──────── Provided entries ────────

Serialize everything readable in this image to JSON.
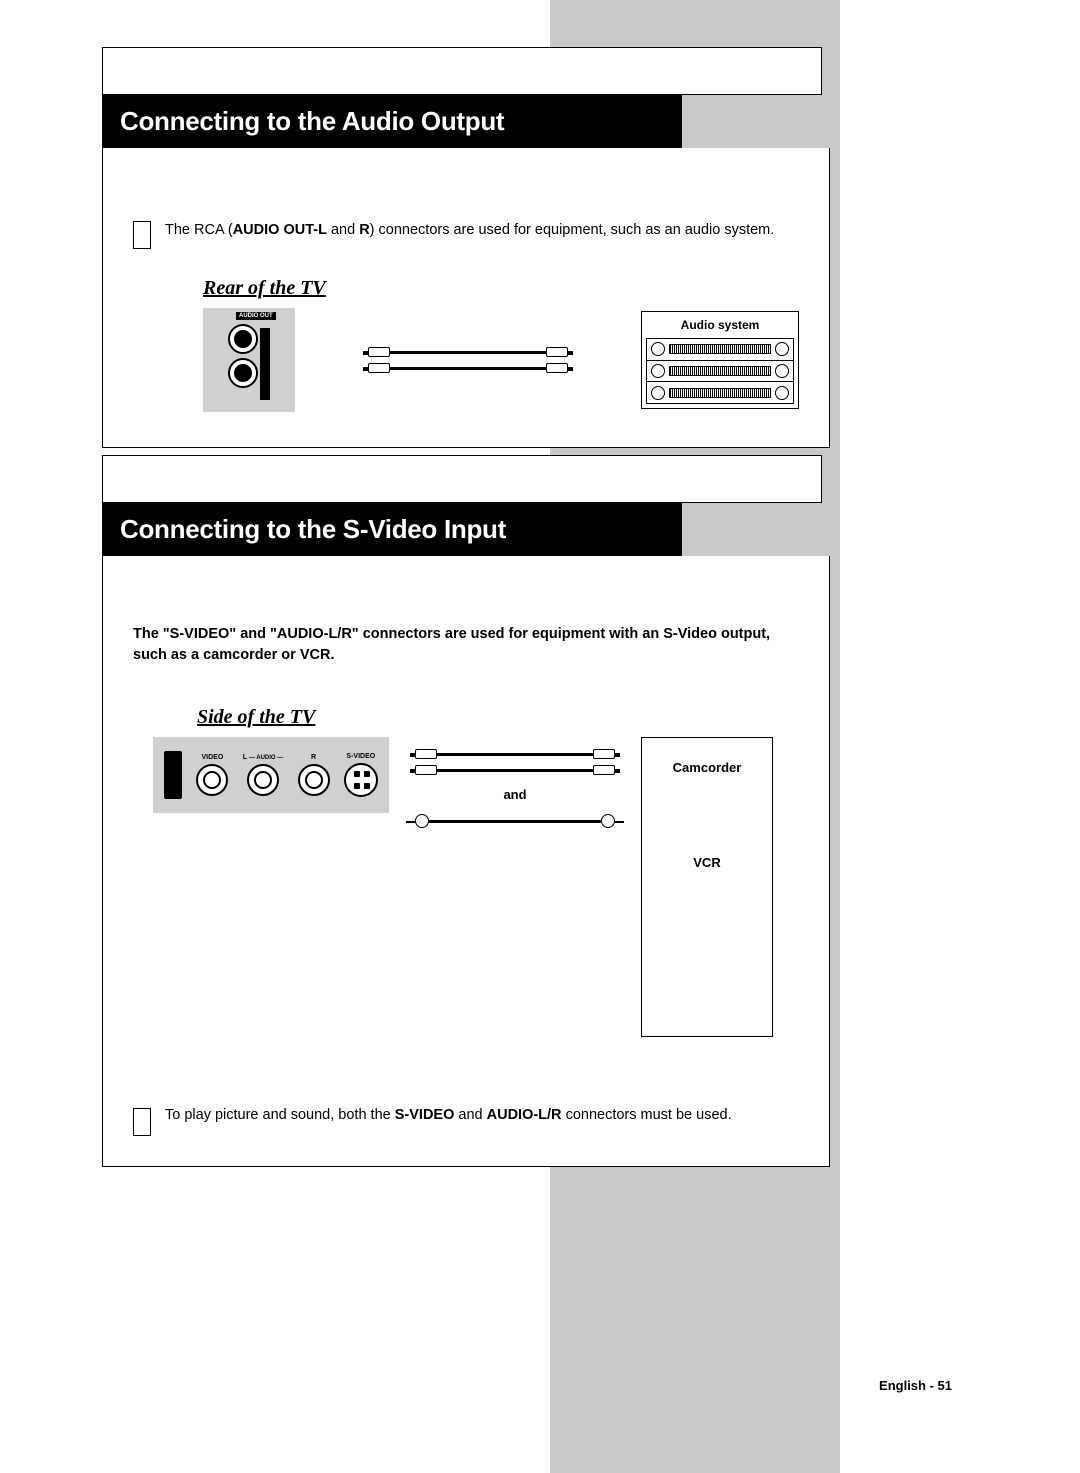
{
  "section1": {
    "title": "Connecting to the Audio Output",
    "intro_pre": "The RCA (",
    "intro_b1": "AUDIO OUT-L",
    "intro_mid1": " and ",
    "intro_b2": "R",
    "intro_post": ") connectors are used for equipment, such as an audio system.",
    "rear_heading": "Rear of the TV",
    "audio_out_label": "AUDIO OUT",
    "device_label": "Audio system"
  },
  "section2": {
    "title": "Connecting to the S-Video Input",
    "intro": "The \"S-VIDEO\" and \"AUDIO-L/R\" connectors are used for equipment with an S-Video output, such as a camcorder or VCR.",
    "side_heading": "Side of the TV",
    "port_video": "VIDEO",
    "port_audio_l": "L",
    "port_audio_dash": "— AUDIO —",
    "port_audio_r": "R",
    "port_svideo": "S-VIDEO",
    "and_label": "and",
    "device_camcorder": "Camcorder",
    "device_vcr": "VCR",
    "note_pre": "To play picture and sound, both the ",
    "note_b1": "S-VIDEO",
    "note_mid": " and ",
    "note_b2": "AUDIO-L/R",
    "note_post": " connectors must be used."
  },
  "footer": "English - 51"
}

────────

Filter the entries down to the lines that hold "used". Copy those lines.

> Result of this exercise:
    "intro_post": ") connectors are used for equipment, such as an audio system.",
    "intro": "The \"S-VIDEO\" and \"AUDIO-L/R\" connectors are used for equipment with an S-Video output, such as a camcorder or VCR.",
    "note_post": " connectors must be used."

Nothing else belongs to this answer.